A cookie is a small text file written to a user’s hard drive that contains an identifying user number. The cookies do not contain any personal information about users. We use the cookie so users do not have to log in every time they use the service and the cookie will automatically expire if you do not visit the Mondaq website (or its affiliate sites) for 12 months. We also use the cookie to personalise a user's experience of the site (for example to show information specific to a user's region). As the Mondaq sites are fully personalised and cookies are essential to its core technology the site will function unpredictably with browsers that do not support cookies - or where cookies are disabled (in these circumstances we advise you to attempt to locate the information you require elsewhere on the web). However if you are concerned about the presence of a Mondaq cookie on your machine you can also choose to expire the cookie immediately (remove it) by selecting the 'Log Off' menu option as the last thing you do when you use the site.

Some of our business partners may use cookies on our site (for example, advertisers). However, we have no access to or control over these cookies and we are not aware of any at present that do so.

Log Files

We use IP addresses to analyse trends, administer the site, track movement, and gather broad demographic information for aggregate use. IP addresses are not linked to personally identifiable information.


This web site contains links to other sites. Please be aware that Mondaq (or its affiliate sites) are not responsible for the privacy practices of such other sites. We encourage our users to be aware when they leave our site and to read the privacy statements of these third party sites. This privacy statement applies solely to information collected by this Web site.

Surveys & Contests

From time-to-time our site requests information from users via surveys or contests. Participation in these surveys or contests is completely voluntary and the user therefore has a choice whether or not to disclose any information requested.
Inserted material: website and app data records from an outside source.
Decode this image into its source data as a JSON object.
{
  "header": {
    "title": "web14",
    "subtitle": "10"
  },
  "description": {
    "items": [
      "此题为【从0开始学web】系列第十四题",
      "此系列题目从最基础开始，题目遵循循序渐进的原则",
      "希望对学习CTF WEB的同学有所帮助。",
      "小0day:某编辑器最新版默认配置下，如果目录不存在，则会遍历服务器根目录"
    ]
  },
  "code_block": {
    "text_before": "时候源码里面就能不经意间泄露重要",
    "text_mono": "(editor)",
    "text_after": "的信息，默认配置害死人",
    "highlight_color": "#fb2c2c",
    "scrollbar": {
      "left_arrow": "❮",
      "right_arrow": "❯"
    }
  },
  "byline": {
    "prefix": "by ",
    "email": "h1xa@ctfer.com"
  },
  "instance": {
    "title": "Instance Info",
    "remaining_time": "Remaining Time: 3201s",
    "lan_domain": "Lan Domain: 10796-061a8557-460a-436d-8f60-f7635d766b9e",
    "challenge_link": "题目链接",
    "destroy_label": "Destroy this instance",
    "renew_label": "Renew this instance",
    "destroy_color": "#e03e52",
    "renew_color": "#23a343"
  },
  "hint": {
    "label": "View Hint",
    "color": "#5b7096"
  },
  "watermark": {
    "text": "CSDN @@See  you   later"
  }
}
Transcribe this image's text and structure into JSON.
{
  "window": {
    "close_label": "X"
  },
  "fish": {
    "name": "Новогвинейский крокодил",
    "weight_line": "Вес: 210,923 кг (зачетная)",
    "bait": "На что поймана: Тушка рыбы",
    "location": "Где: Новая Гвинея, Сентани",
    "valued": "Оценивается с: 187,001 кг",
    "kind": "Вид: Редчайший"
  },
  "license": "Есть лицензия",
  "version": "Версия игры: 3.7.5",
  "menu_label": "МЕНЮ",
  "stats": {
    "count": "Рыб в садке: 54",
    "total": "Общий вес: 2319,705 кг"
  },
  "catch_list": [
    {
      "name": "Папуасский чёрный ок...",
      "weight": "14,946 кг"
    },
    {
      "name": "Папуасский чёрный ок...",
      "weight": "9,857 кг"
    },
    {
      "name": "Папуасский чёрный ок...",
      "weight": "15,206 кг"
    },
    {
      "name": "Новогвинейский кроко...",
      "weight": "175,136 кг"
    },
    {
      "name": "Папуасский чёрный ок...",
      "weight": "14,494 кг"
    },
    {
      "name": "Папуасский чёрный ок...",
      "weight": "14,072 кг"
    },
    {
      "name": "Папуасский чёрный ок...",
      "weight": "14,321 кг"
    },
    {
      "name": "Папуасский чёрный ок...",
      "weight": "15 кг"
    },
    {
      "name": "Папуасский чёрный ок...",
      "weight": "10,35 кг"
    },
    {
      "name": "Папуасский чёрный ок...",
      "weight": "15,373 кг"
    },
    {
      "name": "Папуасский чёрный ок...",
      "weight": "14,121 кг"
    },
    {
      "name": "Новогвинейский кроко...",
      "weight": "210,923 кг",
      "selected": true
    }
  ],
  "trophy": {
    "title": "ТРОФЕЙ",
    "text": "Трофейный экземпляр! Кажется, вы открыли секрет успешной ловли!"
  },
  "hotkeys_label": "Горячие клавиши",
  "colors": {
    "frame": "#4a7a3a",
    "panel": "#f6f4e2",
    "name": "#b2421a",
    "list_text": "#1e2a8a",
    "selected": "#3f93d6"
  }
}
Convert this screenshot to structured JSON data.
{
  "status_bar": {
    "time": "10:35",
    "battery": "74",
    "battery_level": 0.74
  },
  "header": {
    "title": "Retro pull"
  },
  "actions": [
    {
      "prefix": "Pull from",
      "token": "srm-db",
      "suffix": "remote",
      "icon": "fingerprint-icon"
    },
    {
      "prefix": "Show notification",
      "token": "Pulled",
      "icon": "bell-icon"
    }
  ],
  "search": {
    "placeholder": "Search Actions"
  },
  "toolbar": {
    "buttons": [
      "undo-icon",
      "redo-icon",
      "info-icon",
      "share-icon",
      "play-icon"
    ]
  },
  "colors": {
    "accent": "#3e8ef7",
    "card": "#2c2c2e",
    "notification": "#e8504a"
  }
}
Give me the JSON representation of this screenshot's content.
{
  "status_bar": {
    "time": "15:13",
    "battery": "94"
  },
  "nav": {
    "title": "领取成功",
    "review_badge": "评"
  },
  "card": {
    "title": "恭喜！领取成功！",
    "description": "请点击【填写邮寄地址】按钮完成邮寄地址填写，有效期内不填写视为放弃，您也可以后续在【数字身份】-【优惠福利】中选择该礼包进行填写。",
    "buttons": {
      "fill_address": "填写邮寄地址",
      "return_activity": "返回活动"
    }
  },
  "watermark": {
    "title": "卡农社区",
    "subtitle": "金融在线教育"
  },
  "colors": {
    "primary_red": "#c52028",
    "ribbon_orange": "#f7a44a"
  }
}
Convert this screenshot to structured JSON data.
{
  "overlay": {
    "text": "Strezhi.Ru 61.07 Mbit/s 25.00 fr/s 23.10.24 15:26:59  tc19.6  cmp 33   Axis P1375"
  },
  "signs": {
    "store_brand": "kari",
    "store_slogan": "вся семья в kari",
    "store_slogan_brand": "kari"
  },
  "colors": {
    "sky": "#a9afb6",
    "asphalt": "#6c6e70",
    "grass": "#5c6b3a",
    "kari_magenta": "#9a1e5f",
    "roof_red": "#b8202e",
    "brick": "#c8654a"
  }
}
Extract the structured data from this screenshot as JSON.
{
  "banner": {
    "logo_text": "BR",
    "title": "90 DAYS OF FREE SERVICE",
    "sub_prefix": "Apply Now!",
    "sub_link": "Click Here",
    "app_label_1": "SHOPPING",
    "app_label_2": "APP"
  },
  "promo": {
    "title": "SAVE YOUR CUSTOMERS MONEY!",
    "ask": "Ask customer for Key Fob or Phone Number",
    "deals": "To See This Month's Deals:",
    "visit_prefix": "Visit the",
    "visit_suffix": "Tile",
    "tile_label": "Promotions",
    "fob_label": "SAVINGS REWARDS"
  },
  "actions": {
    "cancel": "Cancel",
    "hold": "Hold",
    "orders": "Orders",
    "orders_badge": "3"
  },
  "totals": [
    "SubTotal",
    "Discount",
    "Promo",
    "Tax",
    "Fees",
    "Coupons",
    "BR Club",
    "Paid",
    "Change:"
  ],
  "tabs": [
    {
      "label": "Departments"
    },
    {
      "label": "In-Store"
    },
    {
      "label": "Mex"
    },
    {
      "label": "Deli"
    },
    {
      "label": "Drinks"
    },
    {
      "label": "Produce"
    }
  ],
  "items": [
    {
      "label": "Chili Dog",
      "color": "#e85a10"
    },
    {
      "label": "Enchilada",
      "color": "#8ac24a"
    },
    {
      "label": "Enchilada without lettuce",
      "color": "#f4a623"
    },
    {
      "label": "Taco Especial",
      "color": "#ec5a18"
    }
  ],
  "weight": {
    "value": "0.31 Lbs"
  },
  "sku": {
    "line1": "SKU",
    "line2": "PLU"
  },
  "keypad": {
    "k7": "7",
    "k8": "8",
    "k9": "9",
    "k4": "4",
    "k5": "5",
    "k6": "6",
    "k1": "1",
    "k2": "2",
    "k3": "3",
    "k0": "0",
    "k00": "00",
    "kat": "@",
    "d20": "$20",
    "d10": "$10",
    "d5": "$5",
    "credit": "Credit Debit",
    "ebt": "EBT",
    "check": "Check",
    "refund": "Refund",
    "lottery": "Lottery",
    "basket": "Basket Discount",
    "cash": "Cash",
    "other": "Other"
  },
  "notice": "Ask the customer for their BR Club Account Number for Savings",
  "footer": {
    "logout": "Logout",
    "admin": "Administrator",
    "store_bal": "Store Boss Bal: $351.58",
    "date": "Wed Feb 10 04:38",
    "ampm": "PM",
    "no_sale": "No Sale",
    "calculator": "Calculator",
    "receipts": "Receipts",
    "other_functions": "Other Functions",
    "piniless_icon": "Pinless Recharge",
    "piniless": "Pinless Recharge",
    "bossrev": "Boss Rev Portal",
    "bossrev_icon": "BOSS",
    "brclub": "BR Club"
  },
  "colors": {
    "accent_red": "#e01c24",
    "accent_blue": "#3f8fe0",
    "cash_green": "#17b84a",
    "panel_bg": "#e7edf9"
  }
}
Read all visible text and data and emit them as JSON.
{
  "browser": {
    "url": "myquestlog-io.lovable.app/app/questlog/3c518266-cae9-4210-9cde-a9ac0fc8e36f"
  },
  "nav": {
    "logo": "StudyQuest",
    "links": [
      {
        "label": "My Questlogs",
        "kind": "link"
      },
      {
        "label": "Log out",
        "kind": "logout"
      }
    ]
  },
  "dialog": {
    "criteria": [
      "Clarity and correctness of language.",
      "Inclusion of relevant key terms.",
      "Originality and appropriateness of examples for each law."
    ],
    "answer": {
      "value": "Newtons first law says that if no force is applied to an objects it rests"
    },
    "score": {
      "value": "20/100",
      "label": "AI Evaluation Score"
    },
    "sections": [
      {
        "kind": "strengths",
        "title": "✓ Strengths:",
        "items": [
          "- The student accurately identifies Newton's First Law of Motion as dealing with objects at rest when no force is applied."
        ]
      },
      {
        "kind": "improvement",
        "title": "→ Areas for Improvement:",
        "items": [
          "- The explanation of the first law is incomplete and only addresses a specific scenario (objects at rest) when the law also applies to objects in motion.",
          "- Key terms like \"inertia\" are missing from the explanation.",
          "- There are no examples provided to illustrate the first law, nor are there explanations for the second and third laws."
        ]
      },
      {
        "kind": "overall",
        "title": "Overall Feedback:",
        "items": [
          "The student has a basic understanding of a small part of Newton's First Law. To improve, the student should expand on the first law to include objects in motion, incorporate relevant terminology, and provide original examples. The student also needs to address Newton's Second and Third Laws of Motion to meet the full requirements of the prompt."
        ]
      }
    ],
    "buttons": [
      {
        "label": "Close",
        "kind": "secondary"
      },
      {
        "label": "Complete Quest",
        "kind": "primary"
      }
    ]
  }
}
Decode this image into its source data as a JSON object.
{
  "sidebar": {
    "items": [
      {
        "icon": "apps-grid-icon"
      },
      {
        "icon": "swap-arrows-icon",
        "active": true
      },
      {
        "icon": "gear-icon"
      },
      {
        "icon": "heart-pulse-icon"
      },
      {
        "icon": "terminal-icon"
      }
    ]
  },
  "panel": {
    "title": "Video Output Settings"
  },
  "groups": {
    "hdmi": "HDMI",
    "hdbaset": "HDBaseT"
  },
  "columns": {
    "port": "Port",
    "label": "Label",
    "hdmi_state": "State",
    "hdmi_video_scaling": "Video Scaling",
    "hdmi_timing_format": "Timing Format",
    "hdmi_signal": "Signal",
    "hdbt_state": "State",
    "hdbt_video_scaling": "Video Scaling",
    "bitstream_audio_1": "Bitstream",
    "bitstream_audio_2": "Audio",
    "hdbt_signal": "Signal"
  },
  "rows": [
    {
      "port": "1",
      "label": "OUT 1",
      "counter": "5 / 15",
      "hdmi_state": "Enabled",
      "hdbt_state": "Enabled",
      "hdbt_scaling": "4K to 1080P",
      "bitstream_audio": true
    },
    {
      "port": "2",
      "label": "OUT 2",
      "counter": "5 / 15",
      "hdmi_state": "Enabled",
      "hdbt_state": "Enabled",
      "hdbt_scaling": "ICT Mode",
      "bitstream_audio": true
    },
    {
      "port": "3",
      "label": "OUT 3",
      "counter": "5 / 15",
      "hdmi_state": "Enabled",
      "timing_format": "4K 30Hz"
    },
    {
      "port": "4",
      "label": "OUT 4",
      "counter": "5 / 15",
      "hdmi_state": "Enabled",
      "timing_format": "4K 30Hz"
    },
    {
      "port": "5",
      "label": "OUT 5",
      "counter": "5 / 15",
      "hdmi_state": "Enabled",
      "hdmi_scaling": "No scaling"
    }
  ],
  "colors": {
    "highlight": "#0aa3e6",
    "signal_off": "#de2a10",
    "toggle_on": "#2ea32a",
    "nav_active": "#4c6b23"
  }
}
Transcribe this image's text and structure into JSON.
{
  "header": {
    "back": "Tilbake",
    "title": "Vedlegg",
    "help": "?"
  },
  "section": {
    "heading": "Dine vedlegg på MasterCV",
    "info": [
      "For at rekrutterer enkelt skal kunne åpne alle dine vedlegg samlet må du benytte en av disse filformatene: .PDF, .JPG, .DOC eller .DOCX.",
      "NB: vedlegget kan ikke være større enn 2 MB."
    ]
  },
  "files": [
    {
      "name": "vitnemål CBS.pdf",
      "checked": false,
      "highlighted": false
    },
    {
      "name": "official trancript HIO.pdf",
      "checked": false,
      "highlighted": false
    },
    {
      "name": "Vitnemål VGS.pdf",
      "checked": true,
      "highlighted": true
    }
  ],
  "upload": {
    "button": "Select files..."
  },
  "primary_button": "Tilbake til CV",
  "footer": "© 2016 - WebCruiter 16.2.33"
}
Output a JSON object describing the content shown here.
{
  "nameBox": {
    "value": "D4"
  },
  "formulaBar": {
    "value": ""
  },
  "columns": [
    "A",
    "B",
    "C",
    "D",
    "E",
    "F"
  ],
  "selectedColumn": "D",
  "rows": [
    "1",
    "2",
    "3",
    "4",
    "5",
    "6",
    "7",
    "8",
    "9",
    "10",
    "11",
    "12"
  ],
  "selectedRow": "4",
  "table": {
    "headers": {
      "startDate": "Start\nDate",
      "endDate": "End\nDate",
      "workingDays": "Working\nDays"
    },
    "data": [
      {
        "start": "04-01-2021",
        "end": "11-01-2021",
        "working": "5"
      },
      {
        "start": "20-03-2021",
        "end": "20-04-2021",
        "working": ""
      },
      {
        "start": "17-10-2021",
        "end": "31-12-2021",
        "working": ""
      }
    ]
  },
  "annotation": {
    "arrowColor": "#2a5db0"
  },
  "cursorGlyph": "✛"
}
Information requested may include contact information (such as name and delivery address), and demographic information (such as postcode, age level). Contact information will be used to notify the winners and award prizes. Survey information will be used for purposes of monitoring or improving the functionality of the site.


If a user elects to use our referral service for informing a friend about our site, we ask them for the friend’s name and email address. Mondaq stores this information and may contact the friend to invite them to register with Mondaq, but they will not be contacted more than once. The friend may contact Mondaq to request the removal of this information from our database.


This website takes every reasonable precaution to protect our users’ information. When users submit sensitive information via the website, your information is protected using firewalls and other security technology. If you have any questions about the security at our website, you can send an email to

Correcting/Updating Personal Information

If a user’s personally identifiable information changes (such as postcode), or if a user no longer desires our service, we will endeavour to provide a way to correct, update or remove that user’s personal data provided to us. This can usually be done at the “Your Profile” page or by sending an email to

Notification of Changes

If we decide to change our Terms & Conditions or Privacy Policy, we will post those changes on our site so our users are always aware of what information we collect, how we use it, and under what circumstances, if any, we disclose it. If at any point we decide to use personally identifiable information in a manner different from that stated at the time it was collected, we will notify users by way of an email. Users will have a choice as to whether or not we use their information in this different manner. We will use information in accordance with the privacy policy under which the information was collected.

How to contact Mondaq

You can contact us with comments or queries at

If for some reason you believe Mondaq Ltd. has not adhered to these principles, please notify us by e-mail at and we will use commercially reasonable efforts to determine and correct the problem promptly.